Under the administration’s proposal, companies such as Citi, Goldman Sachs and others in a broad top tier engaged in complex transactions would face stricter scrutiny and have to hold more assets and more cash as cushions against a downturn.
They also would have to anticipate their own demise, drafting detailed descriptions of how they could be dismantled quickly without causing damaging repercussions. Think of it as planning their own funerals — and burials.
Obama’s plan, in short, aims to make it far less appealing to be so big.
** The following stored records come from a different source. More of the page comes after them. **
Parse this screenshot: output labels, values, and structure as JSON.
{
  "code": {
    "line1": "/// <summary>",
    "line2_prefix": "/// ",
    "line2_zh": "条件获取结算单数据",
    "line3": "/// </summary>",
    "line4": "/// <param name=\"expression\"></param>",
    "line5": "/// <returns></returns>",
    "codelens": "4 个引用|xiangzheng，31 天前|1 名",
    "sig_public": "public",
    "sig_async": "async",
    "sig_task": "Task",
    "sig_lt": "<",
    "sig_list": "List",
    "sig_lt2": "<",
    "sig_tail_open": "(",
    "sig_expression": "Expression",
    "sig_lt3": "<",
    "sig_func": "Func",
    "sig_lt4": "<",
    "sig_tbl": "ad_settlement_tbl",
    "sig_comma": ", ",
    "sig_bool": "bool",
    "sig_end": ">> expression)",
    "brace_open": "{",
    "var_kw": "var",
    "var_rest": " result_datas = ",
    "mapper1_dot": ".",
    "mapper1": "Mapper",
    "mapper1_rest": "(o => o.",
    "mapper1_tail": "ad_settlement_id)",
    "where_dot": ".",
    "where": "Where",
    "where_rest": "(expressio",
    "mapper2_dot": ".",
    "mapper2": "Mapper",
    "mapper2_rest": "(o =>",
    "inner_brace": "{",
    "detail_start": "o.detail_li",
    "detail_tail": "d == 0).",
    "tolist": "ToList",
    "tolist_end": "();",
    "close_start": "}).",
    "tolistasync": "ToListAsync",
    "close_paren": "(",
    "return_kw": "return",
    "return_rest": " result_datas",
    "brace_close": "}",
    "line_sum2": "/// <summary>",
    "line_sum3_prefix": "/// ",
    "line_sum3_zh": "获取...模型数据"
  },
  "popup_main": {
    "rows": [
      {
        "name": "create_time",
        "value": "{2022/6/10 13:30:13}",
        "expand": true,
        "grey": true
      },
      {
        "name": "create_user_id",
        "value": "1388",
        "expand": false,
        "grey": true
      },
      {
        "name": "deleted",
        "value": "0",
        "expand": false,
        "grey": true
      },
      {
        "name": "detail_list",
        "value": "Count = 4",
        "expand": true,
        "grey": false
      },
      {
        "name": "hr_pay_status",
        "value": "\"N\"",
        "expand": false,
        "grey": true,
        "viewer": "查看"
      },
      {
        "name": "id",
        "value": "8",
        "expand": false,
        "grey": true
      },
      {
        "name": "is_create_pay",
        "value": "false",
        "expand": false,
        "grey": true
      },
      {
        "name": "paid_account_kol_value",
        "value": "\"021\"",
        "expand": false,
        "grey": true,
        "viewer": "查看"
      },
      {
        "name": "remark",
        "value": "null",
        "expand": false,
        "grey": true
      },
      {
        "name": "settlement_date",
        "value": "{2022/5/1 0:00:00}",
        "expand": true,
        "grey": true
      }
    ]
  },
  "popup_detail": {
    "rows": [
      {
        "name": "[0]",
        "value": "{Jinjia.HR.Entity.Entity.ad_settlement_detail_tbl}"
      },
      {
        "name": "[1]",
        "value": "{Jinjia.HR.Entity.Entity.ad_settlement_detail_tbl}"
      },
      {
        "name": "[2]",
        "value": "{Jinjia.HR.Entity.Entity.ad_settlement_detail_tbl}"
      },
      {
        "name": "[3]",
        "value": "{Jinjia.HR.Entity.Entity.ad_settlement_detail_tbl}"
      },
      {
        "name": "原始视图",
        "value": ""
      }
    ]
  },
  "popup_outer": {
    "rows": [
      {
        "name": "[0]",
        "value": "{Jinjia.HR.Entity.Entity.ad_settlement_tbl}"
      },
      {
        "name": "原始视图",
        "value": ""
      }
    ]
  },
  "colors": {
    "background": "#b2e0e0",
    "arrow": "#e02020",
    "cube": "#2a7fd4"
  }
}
That was the middle ground the administration sought, a step short of an outright ban on systemically risky companies.